Tearing up before the jury, Young said that after pleading guilty in his case, he had told the judge he was deeply sorry for his actions, and that on a personal level he had to confess completely and wholly.
Under questioning from a defense lawyer, Young acknowledged that before the riot, he was unaware of any explicit plan or intent on the Oath Keepers’ part to breach the Capitol and that the move to do so was just a “stupid, let's do this thing. ... We didn’t explicitly say we were going to go in. We all just went in. It was spontaneous.”
Under reexamination by the prosecution, Young said, “I guess I was acting as a traitor to my own government.”
Young acknowledged that he could still be sentenced to up to 72 months in prison for his guilty plea, though he expressed a hope for a lesser sentence in view of his efforts to provide “substantial assistance” to investigators and prosecutors.
He is one of four Oath Keepers to plead guilty so far to riot-related charges.
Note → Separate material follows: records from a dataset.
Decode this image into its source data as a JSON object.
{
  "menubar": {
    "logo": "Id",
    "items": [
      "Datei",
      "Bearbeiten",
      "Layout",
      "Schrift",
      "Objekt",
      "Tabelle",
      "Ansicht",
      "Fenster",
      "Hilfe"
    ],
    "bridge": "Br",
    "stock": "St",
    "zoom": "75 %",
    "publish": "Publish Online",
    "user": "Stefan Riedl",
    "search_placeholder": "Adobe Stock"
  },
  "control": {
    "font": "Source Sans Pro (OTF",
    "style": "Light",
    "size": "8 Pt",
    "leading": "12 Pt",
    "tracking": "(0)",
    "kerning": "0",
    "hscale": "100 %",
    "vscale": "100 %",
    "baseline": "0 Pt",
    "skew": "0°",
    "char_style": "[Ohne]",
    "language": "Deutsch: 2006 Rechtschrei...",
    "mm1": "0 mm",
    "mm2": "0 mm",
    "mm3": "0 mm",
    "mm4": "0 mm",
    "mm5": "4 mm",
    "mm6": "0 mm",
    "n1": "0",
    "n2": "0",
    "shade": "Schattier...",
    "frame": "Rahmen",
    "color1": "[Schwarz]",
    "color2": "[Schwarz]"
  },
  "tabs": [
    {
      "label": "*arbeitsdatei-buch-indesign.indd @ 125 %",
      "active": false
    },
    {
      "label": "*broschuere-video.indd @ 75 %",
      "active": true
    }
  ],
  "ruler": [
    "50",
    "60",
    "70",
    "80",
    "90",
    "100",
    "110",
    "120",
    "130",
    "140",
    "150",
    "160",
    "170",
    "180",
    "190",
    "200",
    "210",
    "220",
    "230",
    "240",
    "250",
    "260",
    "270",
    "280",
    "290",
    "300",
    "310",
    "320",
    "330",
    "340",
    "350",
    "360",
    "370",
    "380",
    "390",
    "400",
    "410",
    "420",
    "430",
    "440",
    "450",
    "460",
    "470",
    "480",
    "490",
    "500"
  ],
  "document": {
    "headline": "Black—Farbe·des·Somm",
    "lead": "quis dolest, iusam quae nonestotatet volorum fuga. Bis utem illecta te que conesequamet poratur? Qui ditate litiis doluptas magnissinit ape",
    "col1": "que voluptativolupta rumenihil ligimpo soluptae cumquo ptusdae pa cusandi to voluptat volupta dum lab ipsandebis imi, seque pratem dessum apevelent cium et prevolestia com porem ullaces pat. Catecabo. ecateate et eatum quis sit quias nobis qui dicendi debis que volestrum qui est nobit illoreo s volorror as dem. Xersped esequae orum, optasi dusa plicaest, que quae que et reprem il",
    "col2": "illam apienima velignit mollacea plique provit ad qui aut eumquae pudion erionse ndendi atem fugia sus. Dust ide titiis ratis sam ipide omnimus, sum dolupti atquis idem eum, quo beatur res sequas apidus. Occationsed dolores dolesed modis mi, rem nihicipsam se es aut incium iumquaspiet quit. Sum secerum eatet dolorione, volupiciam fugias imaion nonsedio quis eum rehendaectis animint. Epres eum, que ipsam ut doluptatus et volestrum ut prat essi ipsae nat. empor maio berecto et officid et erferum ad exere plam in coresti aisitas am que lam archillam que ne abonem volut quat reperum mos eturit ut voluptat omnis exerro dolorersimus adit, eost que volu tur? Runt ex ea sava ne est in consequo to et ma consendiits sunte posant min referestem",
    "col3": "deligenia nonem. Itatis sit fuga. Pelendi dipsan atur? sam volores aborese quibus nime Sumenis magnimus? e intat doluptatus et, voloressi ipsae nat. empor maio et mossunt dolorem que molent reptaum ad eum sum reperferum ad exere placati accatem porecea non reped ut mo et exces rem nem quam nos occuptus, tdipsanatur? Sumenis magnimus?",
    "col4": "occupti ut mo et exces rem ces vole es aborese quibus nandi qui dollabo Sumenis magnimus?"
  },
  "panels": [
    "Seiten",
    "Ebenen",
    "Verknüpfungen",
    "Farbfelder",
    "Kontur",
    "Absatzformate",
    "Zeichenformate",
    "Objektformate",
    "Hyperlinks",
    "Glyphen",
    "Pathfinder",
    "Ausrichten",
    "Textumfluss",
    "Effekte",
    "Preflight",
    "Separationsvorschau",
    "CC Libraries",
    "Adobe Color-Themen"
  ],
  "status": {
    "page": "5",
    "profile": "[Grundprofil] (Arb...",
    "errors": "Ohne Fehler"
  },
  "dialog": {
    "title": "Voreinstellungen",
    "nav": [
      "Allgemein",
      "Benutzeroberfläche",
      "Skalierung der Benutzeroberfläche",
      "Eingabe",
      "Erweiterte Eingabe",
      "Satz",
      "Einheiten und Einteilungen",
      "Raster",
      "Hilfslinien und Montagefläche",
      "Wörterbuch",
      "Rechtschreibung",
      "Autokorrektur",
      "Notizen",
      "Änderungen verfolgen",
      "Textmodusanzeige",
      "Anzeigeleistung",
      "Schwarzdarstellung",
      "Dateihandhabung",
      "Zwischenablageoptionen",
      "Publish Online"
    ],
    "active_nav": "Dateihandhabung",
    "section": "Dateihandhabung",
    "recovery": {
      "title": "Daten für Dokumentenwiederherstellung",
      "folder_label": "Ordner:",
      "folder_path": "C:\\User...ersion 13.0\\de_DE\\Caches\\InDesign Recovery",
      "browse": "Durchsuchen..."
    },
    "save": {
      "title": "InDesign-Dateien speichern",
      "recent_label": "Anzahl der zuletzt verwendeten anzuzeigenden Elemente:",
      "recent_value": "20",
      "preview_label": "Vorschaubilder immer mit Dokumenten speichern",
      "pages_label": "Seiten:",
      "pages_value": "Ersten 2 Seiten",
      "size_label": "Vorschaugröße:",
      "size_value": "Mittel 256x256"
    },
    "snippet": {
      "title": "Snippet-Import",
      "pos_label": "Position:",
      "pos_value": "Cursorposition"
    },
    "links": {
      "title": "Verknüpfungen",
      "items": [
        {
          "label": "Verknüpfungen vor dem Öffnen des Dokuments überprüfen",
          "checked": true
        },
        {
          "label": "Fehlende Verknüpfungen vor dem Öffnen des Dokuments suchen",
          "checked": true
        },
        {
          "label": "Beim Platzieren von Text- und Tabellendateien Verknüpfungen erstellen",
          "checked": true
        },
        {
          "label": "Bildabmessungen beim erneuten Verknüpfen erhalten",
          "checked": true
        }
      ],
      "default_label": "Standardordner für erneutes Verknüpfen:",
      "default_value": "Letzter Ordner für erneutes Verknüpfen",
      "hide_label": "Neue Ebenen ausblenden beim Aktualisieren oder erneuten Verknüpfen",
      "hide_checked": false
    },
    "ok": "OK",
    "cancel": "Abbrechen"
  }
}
In earlier testimony during the current trial, Jason Dolan, another member of the group who entered a guilty plea, testified that while group members were not explicitly told to prepare for violence at the Capitol, their conversations had an implicit undertone about the need to “fight back. ... It was a feeling.”
Last week, the trial of Rhodes and his co-defendants was on recess for a couple of days after Rhodes tested positive for COVID-19. On Monday, however, Rhodes, wearing his eye patch and dressed in a suit, was back in the courtroom at a table with other defendants and their lawyers.